EXERCISE GOAL: Make a verbatim copy of the records; pictures stay out.
^^^^^^^^
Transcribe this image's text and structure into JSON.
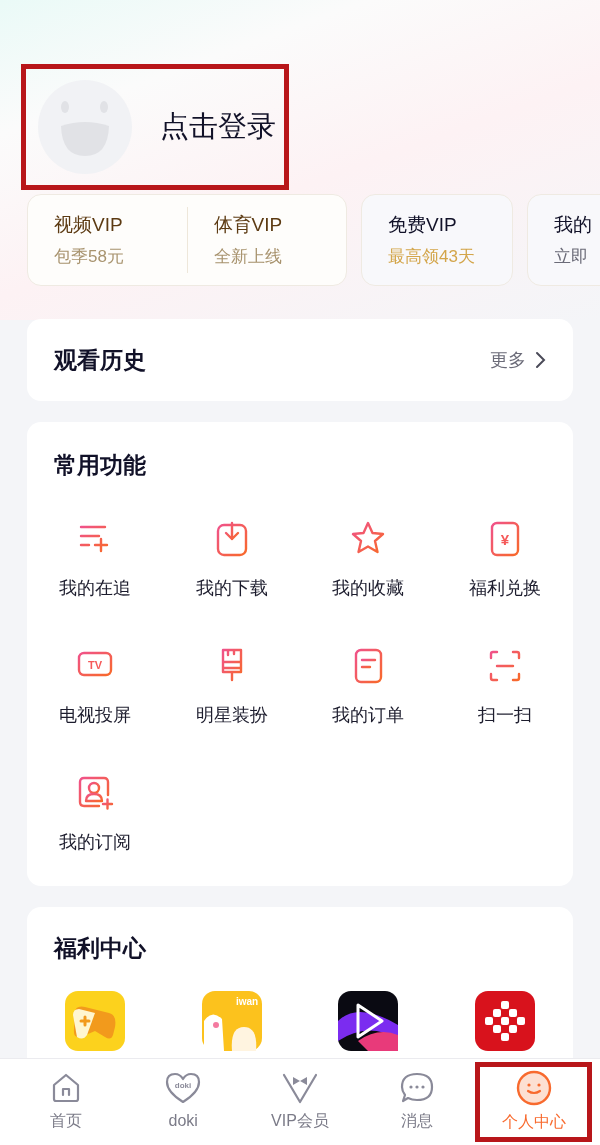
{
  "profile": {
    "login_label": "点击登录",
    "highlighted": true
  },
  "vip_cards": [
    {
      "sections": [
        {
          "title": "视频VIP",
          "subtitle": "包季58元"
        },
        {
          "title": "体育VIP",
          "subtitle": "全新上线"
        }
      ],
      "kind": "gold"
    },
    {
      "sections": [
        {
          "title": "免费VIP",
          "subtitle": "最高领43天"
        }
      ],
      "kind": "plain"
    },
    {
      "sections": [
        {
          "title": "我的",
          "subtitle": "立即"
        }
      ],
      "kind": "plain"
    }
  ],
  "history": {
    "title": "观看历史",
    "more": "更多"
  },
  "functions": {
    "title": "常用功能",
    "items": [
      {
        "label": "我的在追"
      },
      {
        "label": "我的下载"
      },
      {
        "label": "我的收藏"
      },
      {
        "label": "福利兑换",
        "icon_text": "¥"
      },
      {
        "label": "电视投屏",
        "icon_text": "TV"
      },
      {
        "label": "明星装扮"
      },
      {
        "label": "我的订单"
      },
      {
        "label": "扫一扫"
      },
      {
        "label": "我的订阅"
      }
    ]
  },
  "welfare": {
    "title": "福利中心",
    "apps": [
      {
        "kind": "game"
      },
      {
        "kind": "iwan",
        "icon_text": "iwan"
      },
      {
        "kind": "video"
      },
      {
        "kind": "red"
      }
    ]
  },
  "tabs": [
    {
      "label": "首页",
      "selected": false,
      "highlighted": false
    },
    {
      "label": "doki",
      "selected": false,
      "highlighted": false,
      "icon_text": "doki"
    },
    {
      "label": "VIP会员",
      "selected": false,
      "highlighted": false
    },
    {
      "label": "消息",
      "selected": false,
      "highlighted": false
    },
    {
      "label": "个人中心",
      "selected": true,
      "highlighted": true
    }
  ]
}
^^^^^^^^
ANSWER SECTION:
Transcribe this image's text and structure into JSON.
{
  "profile": {
    "login_label": "点击登录",
    "highlighted": true
  },
  "vip_cards": [
    {
      "sections": [
        {
          "title": "视频VIP",
          "subtitle": "包季58元"
        },
        {
          "title": "体育VIP",
          "subtitle": "全新上线"
        }
      ],
      "kind": "gold"
    },
    {
      "sections": [
        {
          "title": "免费VIP",
          "subtitle": "最高领43天"
        }
      ],
      "kind": "plain"
    },
    {
      "sections": [
        {
          "title": "我的",
          "subtitle": "立即"
        }
      ],
      "kind": "plain"
    }
  ],
  "history": {
    "title": "观看历史",
    "more": "更多"
  },
  "functions": {
    "title": "常用功能",
    "items": [
      {
        "label": "我的在追"
      },
      {
        "label": "我的下载"
      },
      {
        "label": "我的收藏"
      },
      {
        "label": "福利兑换",
        "icon_text": "¥"
      },
      {
        "label": "电视投屏",
        "icon_text": "TV"
      },
      {
        "label": "明星装扮"
      },
      {
        "label": "我的订单"
      },
      {
        "label": "扫一扫"
      },
      {
        "label": "我的订阅"
      }
    ]
  },
  "welfare": {
    "title": "福利中心",
    "apps": [
      {
        "kind": "game"
      },
      {
        "kind": "iwan",
        "icon_text": "iwan"
      },
      {
        "kind": "video"
      },
      {
        "kind": "red"
      }
    ]
  },
  "tabs": [
    {
      "label": "首页",
      "selected": false,
      "highlighted": false
    },
    {
      "label": "doki",
      "selected": false,
      "highlighted": false,
      "icon_text": "doki"
    },
    {
      "label": "VIP会员",
      "selected": false,
      "highlighted": false
    },
    {
      "label": "消息",
      "selected": false,
      "highlighted": false
    },
    {
      "label": "个人中心",
      "selected": true,
      "highlighted": true
    }
  ]
}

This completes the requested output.